Four Liberian Journalists Charged with Espionage
By: Musue N. Haddad
February 22, 2001
According to reports from Liberia, four journalists of the NEWS newspaper have been arrested and charged with espionage by the Government of Liberia. The journalists arrested include: Joseph G. Bartuah, Editor; Abdullah Dukuly, Associate Editor; Jerome Dalieh, Sub-editor, and Bobby Tapson, reporter. The journalists were denied bail and will begin appearing in court today.
The arrest of the four journalists was precipitated by an article published in the News newspaper critical of the Government of Liberia extra-budgetary spending habits. The article called into question the amount of US$50,000.00 spent by the Liberian authorities to repair a helicopter said to be personally owned by Mr. Taylor. It also drew attention to another US$23,000.00 spent on Christmas cards and souvenirs distributed to members and friends of the first family.
Pointing to the lack of priorities of the Government of Liberia, the article, not only challenged the rational behind spending such staggering amount on non-essential needs, but also pointed to the continued deterioration of social services in the country including the recent closure of the John F. Kennedy Medical Center, the nation's premiere hospital. Moreover, government has been in salary arrears to civil servants for over a year.
Many observers view this latest development as part of a long-running pattern on the part of the Government of Liberia to clampdown on the press and stifle its freedom.
Since the Taylor administration assumed power, the Liberian society and people have suffered massive and brutal human rights violations. The media as one of the few voices in society has also sustained and continue to suffer the wrath of the claws of dictatorship. Several media institutions including the New Democrat, The Heritage, Star Radio, among others have been forced to perish. The NEWS is among a few independent media institutions that survived several attacks carried out both publicly and in subtle fashions. Though there is self- censorship by journalists and the media because of fear harassment, the government of Liberia continues to muzzle the press.
Just last August, four foreign journalists of the British Channel-4 were arrested and charged with "espionage" by the Liberian Government. They were detained and tortured. But through international pressure and intervention brought to bear on the Government of Liberia, they were released. However, it is not quite clear how reporting and exposing the misuse of public funds would constitute a crime of espionage or spying for which the journalists of the NEWS newspaper have been charged.

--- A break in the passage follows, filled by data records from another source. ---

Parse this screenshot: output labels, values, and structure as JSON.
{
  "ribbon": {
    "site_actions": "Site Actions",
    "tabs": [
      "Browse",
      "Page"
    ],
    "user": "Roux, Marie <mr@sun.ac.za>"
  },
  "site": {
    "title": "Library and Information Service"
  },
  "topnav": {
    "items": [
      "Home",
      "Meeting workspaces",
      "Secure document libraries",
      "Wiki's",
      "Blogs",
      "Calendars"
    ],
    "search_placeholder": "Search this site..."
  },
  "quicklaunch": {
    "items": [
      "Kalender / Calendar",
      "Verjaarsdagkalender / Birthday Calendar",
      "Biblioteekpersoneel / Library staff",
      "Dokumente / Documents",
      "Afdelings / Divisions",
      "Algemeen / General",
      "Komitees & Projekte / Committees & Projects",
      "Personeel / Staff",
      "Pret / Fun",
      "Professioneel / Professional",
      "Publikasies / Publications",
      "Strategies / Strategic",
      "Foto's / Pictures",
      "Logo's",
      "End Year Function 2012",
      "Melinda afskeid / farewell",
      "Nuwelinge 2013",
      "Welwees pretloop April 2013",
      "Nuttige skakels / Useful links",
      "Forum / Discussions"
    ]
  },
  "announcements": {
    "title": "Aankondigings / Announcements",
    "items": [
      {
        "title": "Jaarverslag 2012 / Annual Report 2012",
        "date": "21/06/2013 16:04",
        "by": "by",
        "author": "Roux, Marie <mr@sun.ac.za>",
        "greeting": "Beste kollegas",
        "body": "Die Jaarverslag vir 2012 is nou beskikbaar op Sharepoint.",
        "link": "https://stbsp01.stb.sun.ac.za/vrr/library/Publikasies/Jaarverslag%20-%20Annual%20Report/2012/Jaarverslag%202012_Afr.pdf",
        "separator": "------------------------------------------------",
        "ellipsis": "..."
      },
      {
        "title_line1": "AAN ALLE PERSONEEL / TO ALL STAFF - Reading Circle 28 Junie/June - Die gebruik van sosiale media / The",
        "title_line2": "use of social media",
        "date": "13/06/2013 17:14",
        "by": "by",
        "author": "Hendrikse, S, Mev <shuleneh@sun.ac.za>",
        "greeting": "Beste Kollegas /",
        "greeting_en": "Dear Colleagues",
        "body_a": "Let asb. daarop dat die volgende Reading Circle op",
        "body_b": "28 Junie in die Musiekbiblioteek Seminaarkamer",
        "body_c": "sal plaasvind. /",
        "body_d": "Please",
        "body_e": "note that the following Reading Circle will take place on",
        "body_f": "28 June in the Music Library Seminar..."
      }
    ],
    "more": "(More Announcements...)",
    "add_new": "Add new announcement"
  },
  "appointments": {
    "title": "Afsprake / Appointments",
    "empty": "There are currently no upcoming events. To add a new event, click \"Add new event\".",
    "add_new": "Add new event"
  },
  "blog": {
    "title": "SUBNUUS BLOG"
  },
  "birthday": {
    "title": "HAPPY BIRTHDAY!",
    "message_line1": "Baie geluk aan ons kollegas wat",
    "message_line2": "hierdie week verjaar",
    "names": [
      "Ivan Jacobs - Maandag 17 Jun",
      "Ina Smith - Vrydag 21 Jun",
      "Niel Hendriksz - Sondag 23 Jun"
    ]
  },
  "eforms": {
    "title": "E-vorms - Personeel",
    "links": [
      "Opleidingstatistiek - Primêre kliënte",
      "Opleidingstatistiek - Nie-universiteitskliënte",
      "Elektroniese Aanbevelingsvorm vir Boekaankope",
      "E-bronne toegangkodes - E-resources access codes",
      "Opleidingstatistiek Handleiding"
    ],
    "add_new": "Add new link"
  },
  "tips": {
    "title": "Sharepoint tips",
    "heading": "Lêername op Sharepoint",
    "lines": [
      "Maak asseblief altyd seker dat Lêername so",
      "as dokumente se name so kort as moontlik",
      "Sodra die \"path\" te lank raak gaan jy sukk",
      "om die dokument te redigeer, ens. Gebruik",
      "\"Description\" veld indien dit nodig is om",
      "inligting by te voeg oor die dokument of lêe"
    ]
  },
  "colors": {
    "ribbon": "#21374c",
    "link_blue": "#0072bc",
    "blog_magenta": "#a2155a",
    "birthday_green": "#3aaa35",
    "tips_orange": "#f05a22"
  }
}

But with the high paranoid state of the Liberian government, especially with the impending threat on the imposition of sanctions by the international community for Liberia's involvement in fueling the war in Sierra Leone, it is clear that the government needs a scapegoat to serve as a deterrent to other independent and vocal institutions in the country.